As for the annoying subplot, is there a function where I can set Kobold to ignore? It's always better to let the public self police because then no one can act like The Man is oppressing them.
You wanna me give it a go ya?
1> A Core Mechanic Where I don't have to make up a number, neither as set out by a list of examples nor by the appropiate to party level. (Linking Interpersonal conflicts to Armour Class is awesome, no longer do i have to make up a number for the thief to steal crap in combat, its just THIEVERY VS REFLEX AC GO!GO!GO!GO!, it worked beautifully, brought tear to eye, really)
2> Two words Quick and Easy (not dumb and dumber) hoenstly if they can make combat, monsters and the world quick and easy I don't see what not to like.

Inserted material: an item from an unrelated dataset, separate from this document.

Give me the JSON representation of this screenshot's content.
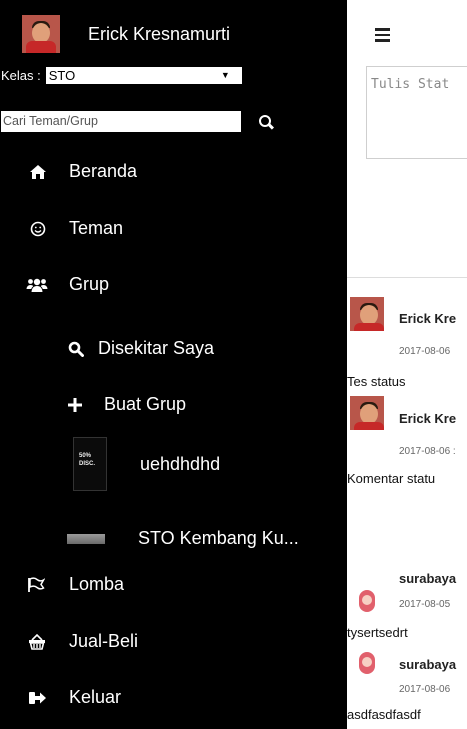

3> Getting Rid of the Great Wheel, the world's most f++%ed up conception of a planar system ever. It irked me , whats the difference between an archon and an angel again, why are the devils and demons fighting again, oh yeah someone thought it would be kewl X years ago and obviously never came back to see how it was working in actuallity, and the gm is too much of a pantywaist to evaluate himself (but its x year old it must be good. its tradition)
4>3 settings books then done, nuff said (oh wait it sounds like all those shitkickers who are all like, "They are just milking the system with a long lines of drivel for the realms or other cs, apparently where just that shitkickers with no particular clue)
5> I'm growing found of the new races, and if nothing else incorporating halfdragons and half fiends from the begining is a wise move. Also elf-eladrin split is okay.
6> Half Elfs that Don't Suck, (and i hope in the MM half orcs that don't suck)
8> Taking the Concept of "Only Options" and no restrictions to the logical maximum (screw that -2 stat bs, which is what the sub races did ANYWAY, Charismatic gold dwarfs for the win ).
9> Cleaning up the skill list, and getting rid of dead end skills and the entirely dead end skills (profession, craft etc )
10> Rituals, no i don't know anything about them yet (ha!) but the fact they are willing to leave the combat spell format for some things makes a lot of sense , and is a big problem i think they were having with the previous things (It makes sense to throw a fireball, but why would i spend a vancian spell slot on forbiddence, unless i already had a day ahead of me that i didn't plan on adventuring (10 mins per level adds up to long time )
~and no i aint doing the yin! down with needless symetry~!1!